The ultrasound (a,b,c) and CTscan (d,e) are from a 39year old female with midcycle pain and show linear stranding and soft tissue changes into a large cyst in the left adnexa (a and b), with the hemorrhage outlined in maroon in b and displaced crescentic ovary in pink.  The hemorrhage consists of soft tissue components (dark maroon in b) and the lighter maroon overlies the fibrinous and linear component of the clot that is better visualized in a.  The doppler study in c, shows no color in the cyst implying that it is a non vascular structure.  These findings are most characteristic of a cyst that has hemorrhaged into the cyst but without rupture of the cyst. The sudden distension of the cyst incites the pressure receptors and accounts for the pain.

The CTscan limoited to the bladder and left adnexa in d, shows a rounded complex lesion in the left adnexa with a fluid fluid level overlaid in maroon in e.  This reflects sedimented red cells that were free to fall to the dependant portion of the hemorrhagic cyst.

ovary cyst hemorrhage clot fibrin pain midcycle USscan ultrasound Courtesy Ashley Davidoff MD copyright 2008  83279c02.8s


26 year old female presents with acute midcycle right lower quadrant pain without a fever, associated with peritonism in the right lower quadrant.  Differential diagnosis included appendicitis, ruptured cyst, torsion, endometrioma and ectopic pregnancy, but her HCG was normal.

The CTscan shows acute hemorrhage in a cyst int the right adnexa consistent with a hemorrhagic and ruptured follicle, (maroon nodule with a pink circle in b), but also shows a large amount of blood and fluid, some accumulating in the right lower quadrant, (light pink anteriorly on right  in b) some in the cul de sac (bright red sediment, and light pink supernatant in b)  and some in the greater omentum on the right side (maroon in d).  It is the latter component that incites the somatic nocicptors of the peritoneum to simulate peritonitis.

The patient was treated conservatively and improved over the next 24-48 hours.

pain ovary mittelschmerz hemorrhage rupture right lower quadrant pain RLQ peritonism peritonitis CTscan Courtesy Ashley Davidoff MD copyright 2008  83268c02.8c


Left Sided Ruptured Hemorrhagic Cyst with Free Blood in the Pelvis and Bleeding onto the Greater Omentum RLQ (pink)

This CT scan is that of a 27 year old female who presented with acute lower pelvic pain in mid cycle.  The findings of free blood in the pelvis (maroon) the cyst (yellow) with an enhancing rim (bright red) and spillage of blood onto the greater omentum (pink let anterior) are consistent with a ruptured hemorrhagic cyst .  The intense ring around the cyst suggests that a corpus luteum cyst has formed already.

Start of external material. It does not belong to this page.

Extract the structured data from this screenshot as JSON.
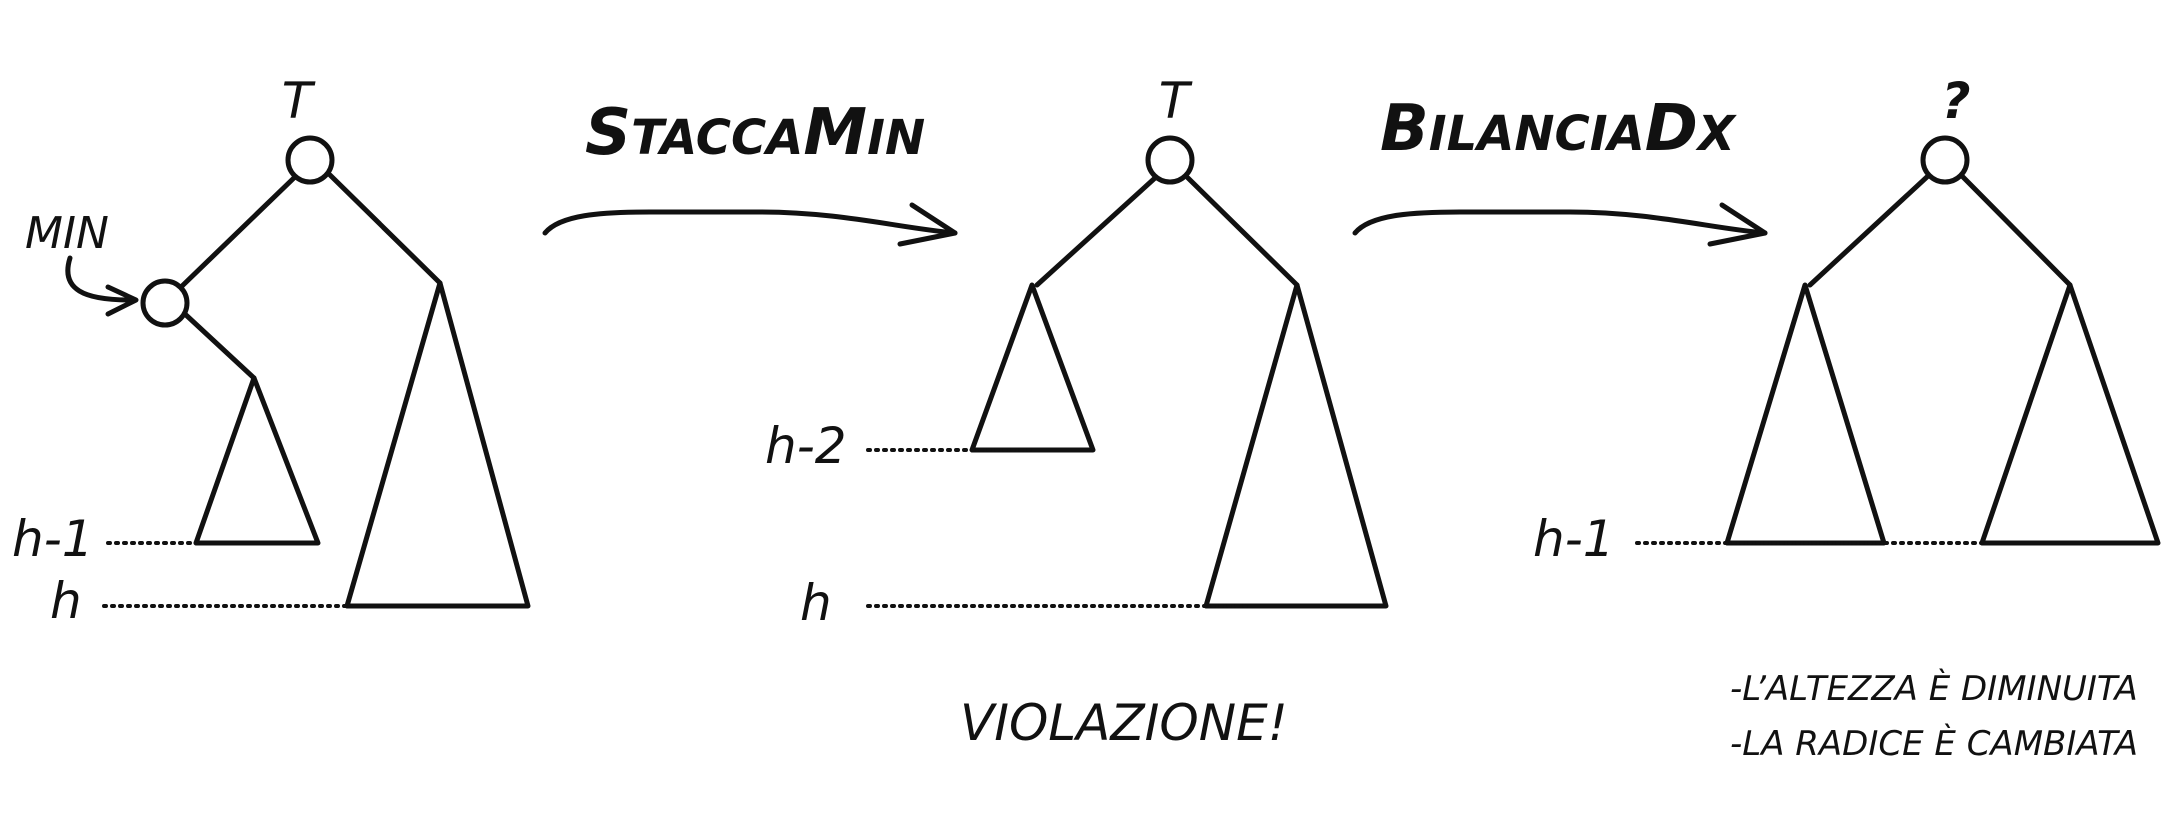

24480c01 27 year old female presented with lower abdominal pain pelvic pain ovary fx cyst cul de sac blood free blood hyperdense corpus luteum cyst greater ometum congested fx enhancing dx hemorhagic ovarian cyst CT scan C- CTscan Courtesy Ashley DAvidoff MD